- **Exercise material**
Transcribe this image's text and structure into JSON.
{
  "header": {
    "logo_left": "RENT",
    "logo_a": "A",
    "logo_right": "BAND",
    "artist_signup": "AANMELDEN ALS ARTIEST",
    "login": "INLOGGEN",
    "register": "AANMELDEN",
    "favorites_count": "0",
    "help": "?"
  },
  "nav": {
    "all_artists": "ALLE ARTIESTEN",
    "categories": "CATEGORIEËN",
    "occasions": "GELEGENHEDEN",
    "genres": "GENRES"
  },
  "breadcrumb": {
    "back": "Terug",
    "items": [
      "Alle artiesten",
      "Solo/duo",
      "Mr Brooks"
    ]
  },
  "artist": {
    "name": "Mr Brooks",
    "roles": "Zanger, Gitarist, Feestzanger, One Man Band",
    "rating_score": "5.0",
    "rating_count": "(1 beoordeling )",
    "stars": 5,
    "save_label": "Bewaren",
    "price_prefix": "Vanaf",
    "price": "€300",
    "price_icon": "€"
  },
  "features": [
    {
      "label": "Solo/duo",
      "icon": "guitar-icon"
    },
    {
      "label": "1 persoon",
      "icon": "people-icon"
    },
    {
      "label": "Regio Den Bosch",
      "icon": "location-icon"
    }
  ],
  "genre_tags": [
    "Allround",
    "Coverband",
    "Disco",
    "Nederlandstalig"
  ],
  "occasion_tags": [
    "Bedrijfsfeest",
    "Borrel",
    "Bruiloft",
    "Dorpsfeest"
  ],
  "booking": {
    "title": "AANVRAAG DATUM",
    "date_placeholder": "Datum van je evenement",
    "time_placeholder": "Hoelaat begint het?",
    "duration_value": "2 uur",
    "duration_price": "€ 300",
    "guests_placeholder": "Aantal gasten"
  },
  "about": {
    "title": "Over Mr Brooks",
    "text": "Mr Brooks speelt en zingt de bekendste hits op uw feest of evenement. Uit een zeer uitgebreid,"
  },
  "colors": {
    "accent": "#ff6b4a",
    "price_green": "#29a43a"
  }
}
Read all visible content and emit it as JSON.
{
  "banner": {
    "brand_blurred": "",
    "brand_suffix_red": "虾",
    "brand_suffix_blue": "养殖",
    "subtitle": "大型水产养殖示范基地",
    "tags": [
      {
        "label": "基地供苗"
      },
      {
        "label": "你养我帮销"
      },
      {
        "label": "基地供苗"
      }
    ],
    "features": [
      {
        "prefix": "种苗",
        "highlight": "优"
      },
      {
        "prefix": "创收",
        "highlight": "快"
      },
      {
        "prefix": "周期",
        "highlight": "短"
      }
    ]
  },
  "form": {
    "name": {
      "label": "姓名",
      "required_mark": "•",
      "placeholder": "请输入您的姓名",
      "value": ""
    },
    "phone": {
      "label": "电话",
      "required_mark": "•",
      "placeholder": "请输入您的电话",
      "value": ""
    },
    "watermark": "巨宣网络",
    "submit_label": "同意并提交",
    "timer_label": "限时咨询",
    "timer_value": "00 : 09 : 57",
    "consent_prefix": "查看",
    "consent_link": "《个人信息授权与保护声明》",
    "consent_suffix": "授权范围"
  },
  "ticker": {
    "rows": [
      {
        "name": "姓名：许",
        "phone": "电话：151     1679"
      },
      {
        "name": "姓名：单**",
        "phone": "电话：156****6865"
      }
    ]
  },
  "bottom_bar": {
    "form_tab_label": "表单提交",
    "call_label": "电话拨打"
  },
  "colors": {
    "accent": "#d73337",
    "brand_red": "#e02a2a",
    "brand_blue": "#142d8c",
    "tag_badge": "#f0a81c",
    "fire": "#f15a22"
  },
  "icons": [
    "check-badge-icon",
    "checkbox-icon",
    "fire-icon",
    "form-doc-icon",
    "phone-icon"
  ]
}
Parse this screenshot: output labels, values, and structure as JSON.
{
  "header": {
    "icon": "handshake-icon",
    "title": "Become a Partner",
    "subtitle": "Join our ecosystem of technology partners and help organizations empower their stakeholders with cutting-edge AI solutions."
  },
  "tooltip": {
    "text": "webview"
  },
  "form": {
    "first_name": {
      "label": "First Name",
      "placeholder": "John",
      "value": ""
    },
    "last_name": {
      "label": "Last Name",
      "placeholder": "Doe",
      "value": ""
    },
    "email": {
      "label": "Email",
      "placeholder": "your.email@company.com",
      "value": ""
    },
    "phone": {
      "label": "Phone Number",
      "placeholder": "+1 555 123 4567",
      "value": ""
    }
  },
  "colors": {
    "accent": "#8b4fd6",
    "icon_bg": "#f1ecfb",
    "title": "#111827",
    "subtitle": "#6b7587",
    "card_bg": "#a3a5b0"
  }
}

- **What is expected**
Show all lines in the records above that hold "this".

- **Finished task**
Transcribe this image's text and structure into JSON.
Parse this screenshot: output labels, values, and structure as JSON.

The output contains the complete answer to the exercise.